A big drawback to Sell in May: What do you do with your money in the seasonally weak six months? After all, stocks, on average, do still rise in those months, just not as dramatically.
Now, there's another, more practical strategy. It involves investing in the S&P 500 for the seasonally weak six months and owning small-cap stocks the other half of the year. It turns out that the seasonal tendency of stocks to outperform in the winter and early spring is much stronger in small-company stocks than in large-company stocks.
Since 1926, an index of small-cap stocks tracked by the Leuthold Group, a Minneapolis investment research firm, has returned an average of 21.2% from November through April. That's a huge gain. What's more, small caps have averaged a puny 2.1% the other half of the year. (All the numbers in this article are courtesy of Leuthold. The small-cap returns are from Ibbotson, a Morningstar unit, through 1979; the Russell 2000 index thereafter.)
By investing in a small-cap index from November through April, then switching to the S&P, an investor would have earned an annualized 13.8% since 1926. By comparison, investing in a small-cap index for the full year returned an annualized 11.3%; the S&P returned an annualized 10.1%.
Such a switching strategy would have outperformed the S&P in 56 of the last 91 years. The average outperformance in the winning years works out to 12.3 percentage points, and the average underperformance in losing years is 7.0 percentage points. Last year, the strategy was up 15.4% versus 12.0% for the S&P.
But there's still a dilemma: I know that virtually no one will really implement the traditional Sell in May strategy. The same goes for the Switch in May strategy outlined in the last few paragraphs. Why? Let's face it: The anomaly makes no sense. It's as crazy as the old (and now failed) Super Bowl anomaly that called for a good year in stocks if a team from the old National Football League won. What's more, there are taxes and trading costs to consider.

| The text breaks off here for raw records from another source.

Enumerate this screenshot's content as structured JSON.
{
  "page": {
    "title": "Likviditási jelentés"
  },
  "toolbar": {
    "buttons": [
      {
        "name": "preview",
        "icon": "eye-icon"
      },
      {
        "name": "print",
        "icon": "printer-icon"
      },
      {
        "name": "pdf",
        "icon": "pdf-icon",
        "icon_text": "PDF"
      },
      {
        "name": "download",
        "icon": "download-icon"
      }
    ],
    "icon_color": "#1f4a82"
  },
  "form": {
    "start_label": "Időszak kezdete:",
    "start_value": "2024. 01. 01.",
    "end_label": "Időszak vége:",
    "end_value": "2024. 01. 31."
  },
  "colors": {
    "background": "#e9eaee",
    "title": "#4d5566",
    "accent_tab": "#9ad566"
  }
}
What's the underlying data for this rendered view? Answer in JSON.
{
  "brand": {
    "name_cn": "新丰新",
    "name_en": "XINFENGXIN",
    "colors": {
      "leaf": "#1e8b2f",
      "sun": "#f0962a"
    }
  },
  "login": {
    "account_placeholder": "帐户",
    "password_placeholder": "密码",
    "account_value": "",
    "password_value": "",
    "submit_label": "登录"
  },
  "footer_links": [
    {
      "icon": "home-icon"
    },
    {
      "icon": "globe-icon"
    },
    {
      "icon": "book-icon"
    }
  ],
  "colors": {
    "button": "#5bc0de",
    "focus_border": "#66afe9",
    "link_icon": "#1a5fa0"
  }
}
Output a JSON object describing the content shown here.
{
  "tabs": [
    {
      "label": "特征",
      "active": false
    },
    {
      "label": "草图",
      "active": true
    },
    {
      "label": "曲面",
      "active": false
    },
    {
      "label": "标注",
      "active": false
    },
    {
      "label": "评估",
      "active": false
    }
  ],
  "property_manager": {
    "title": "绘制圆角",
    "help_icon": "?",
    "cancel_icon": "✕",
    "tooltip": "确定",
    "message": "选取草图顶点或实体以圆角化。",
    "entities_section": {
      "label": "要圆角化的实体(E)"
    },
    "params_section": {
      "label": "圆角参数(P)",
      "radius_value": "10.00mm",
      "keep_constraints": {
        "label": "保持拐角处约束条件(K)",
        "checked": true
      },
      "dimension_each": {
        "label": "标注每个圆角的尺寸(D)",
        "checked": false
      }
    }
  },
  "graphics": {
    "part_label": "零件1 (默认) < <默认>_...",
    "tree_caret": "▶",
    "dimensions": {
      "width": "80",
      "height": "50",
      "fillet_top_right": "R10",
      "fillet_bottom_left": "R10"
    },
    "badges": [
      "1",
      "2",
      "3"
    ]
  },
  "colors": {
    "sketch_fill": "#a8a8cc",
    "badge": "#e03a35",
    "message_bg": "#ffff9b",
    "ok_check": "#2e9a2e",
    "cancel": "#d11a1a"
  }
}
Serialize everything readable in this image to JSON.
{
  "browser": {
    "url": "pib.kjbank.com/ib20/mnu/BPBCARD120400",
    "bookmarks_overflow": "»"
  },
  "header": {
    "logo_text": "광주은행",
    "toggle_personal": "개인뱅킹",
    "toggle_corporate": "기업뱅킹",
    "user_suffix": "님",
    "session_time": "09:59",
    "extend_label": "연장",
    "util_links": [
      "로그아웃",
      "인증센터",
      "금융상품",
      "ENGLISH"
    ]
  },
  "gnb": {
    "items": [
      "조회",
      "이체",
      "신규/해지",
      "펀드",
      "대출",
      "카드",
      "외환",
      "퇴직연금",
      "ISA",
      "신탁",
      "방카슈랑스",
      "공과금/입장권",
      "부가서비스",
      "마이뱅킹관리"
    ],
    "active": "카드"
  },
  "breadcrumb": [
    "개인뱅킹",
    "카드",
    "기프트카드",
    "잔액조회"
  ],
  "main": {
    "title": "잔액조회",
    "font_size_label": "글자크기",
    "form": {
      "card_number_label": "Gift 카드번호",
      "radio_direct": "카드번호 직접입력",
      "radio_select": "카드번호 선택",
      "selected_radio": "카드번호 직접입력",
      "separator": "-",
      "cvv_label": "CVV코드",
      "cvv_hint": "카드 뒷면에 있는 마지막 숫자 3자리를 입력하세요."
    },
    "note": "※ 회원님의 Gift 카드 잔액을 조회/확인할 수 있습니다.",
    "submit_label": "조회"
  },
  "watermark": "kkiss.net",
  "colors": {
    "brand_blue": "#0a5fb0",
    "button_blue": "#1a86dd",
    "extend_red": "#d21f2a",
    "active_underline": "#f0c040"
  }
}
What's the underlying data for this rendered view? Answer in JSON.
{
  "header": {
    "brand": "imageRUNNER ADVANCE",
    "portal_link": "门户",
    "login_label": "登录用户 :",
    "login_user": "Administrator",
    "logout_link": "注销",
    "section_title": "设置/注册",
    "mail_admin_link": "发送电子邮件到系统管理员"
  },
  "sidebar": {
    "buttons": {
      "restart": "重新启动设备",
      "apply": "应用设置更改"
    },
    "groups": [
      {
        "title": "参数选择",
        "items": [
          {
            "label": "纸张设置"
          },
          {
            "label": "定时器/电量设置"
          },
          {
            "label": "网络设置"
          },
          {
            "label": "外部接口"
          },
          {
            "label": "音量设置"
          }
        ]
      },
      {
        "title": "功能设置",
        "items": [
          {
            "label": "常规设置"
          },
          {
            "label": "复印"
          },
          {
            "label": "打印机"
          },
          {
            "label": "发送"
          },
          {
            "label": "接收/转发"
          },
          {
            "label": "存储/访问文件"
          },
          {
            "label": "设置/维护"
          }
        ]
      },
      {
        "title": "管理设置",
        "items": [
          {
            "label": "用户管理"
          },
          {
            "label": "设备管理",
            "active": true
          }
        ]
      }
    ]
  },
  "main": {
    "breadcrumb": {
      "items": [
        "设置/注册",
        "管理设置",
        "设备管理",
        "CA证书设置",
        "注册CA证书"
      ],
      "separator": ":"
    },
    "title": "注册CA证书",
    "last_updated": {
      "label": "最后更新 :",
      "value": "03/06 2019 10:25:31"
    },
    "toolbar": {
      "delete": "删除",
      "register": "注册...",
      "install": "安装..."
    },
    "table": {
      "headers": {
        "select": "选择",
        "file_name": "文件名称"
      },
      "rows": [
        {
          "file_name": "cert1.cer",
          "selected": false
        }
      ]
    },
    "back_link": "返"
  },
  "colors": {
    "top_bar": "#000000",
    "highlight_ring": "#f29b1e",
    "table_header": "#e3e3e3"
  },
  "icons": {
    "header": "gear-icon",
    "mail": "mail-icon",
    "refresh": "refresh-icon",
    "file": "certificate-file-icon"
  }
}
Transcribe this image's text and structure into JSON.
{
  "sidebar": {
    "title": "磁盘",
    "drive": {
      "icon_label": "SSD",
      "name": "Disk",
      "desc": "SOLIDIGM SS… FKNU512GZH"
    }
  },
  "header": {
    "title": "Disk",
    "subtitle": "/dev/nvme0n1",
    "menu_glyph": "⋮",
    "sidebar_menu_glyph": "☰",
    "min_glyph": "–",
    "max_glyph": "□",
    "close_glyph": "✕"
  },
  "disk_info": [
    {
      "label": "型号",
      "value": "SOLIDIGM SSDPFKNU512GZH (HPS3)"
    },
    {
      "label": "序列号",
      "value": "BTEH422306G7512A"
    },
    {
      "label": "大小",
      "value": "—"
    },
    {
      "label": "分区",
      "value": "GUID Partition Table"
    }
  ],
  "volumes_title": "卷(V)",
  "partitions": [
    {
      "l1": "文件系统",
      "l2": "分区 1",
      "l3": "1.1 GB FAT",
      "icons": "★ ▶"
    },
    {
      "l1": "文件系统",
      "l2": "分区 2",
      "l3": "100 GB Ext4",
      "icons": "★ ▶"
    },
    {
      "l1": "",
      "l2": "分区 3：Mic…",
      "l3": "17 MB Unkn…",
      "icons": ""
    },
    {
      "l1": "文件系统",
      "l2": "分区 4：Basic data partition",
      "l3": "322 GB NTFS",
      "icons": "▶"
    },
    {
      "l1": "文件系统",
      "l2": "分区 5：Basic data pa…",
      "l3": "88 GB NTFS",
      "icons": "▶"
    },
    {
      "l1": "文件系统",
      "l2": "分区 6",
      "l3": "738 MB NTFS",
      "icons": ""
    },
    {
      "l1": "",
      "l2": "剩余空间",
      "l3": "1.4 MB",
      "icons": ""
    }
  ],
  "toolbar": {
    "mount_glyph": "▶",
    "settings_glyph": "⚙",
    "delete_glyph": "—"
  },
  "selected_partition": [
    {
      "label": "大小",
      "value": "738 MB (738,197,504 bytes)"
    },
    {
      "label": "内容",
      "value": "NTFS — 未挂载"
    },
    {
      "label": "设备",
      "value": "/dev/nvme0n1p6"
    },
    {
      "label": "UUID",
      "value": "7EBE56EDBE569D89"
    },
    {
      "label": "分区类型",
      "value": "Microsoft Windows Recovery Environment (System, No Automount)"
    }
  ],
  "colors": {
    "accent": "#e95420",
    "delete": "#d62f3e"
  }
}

"Fascinating," says Doug Ramsey, Leuthold's chief investment officer, of the switching strategy. "But not something we currently use for managing money."
Still, you can profit from this anomaly by tilting your portfolio more toward large caps during the seasonally weak months and more toward small caps during the seasonally strong months. That's easier to do in a retirement account where capital-gains taxes aren't an issue. Or, you can tweak your contributions to favor small caps in strong months, or your withdrawals to reduce large caps over the same period. That's something any investor can do.
But maybe not for long, says Ramsey: "By the time the behavioral-finance people figure out why it works, it'll probably disappear."